  40. 40. Searching the Memory <ul><li>The memory database contains extracted adaptive bug and fix patterns for a given project </li></ul><ul><li>Can use this memory to find code that matches bug code in the memory </li></ul><ul><li>Use scenario </li></ul><ul><ul><li>Developer working in their favorite development environment </li></ul></ul><ul><ul><li>Receives feedback when code they are developing matches a stored bug pattern </li></ul></ul><ul><ul><li>Can also suggest potential fixes from stored bug fix code </li></ul></ul>
  41. 41. Evaluation <ul><li>We evaluated the memory to determine how well it captures new bug fix changes </li></ul><ul><ul><li>Specifically, we create a memory for transactions 1 to n-1 </li></ul></ul><ul><ul><li>At transaction n , for bug fix changes we examine whether the bug hunks are found in the memory </li></ul></ul><ul><ul><ul><li>This is a “half hit” </li></ul></ul></ul><ul><ul><li>If found, we also examine whether the fix hunk is found too </li></ul></ul><ul><ul><ul><li>This is a “full hit” </li></ul></ul></ul><ul><ul><li>Examined same 5 project histories as for static patterns </li></ul></ul><ul><ul><ul><li>ArgoUML, Columba, Eclipse, jEdit, Scarab </li></ul></ul></ul><ul><li>This can be viewed as a proxy for how well the approach might work for bug and fix prediction </li></ul>

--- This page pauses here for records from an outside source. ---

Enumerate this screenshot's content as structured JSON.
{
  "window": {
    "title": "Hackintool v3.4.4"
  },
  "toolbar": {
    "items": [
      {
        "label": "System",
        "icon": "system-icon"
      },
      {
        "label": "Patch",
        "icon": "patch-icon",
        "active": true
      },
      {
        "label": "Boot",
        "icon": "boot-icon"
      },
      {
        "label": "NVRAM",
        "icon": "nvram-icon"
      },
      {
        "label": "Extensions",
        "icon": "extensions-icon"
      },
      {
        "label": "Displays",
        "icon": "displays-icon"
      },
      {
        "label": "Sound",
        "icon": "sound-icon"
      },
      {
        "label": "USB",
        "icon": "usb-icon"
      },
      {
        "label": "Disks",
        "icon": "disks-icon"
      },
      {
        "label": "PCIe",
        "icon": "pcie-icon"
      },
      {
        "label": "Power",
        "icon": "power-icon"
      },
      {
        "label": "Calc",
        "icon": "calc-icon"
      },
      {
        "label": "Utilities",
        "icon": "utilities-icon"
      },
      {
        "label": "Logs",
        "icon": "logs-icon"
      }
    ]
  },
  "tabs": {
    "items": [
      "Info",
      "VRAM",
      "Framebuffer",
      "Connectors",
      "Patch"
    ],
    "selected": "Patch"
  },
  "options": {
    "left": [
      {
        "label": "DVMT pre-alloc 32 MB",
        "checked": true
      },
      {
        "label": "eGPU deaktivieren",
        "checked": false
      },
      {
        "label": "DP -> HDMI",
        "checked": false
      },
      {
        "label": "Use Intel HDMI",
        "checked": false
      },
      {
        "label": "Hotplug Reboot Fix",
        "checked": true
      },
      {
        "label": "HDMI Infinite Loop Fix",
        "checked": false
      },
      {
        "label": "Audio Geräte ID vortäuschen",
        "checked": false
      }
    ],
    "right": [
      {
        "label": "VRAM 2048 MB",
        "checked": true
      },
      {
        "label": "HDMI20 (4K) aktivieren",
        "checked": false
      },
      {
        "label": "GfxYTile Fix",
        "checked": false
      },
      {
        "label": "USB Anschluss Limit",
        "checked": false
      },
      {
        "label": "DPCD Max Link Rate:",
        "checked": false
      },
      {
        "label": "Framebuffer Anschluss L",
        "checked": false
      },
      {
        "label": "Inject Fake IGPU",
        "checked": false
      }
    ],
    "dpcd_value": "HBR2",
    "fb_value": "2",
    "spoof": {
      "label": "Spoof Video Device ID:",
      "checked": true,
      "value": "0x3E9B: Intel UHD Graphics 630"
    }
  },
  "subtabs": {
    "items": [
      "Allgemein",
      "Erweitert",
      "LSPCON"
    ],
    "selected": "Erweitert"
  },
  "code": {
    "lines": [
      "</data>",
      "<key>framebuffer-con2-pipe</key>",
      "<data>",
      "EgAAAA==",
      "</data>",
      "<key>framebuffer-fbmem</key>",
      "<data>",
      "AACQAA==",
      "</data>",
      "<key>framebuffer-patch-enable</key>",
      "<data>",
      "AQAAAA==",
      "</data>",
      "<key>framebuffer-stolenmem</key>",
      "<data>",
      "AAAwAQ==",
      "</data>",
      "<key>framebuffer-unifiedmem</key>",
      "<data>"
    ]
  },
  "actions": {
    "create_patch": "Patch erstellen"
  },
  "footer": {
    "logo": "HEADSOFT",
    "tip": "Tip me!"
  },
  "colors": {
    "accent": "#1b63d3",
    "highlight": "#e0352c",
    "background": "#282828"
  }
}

  42. 42. True and False Positives Build memories based on transaction 1 .. n-1 …… False positive half hit, if found True positive half hit, if found Transaction 1 .. n-1 Memories Non-fix change case at transaction n Fix change case at transaction n
  43. 43. True Positive Hit Rates
  44. 44. False Positive Hit Rates
  45. 45. True Positive and False Positive Full Hit Rates
  46. 46. Adaptive Pattern Discussion <ul><li>Adaptive bug patterns work well </li></ul><ul><ul><li>Captures 19.3%-40.3% of bugs (half-hits) </li></ul></ul><ul><ul><li>But, also captures a lot of non-bug changes (20.8%-32.5%) </li></ul></ul><ul><ul><li>High full hit rate for non-fix changes could be due to changes with no added hunk </li></ul></ul><ul><ul><ul><li>Since there is no code to match in the database, we automatically call this a full hit (might be better to ignore) </li></ul></ul></ul><ul><li>Adaptive patterns are more project specific than static patterns </li></ul><ul><ul><li>Better suited for presenting possible bug fixes </li></ul></ul>
  47. 47. Patterns Overall <ul><li>If you were to examine all project transactions </li></ul><ul><ul><li>Not by time, grouping fix and non-fix changes together </li></ul></ul><ul><li>A fine-grain characterization of the kinds of changes made over the evolution of a software project? </li></ul>Fix Non-Fix Static Adaptive Static Adaptive
  48. 48. Conclusion <ul><li>It is now possible to reliably extract static and adaptive bug fix patterns from software project evolution data </li></ul><ul><li>Static patterns are useful for characterizing bug fixes at a fine grain syntactic level </li></ul><ul><li>Adaptive patterns are useful for identifying potentially buggy code, and making bug fix recommendations at fine granularity </li></ul>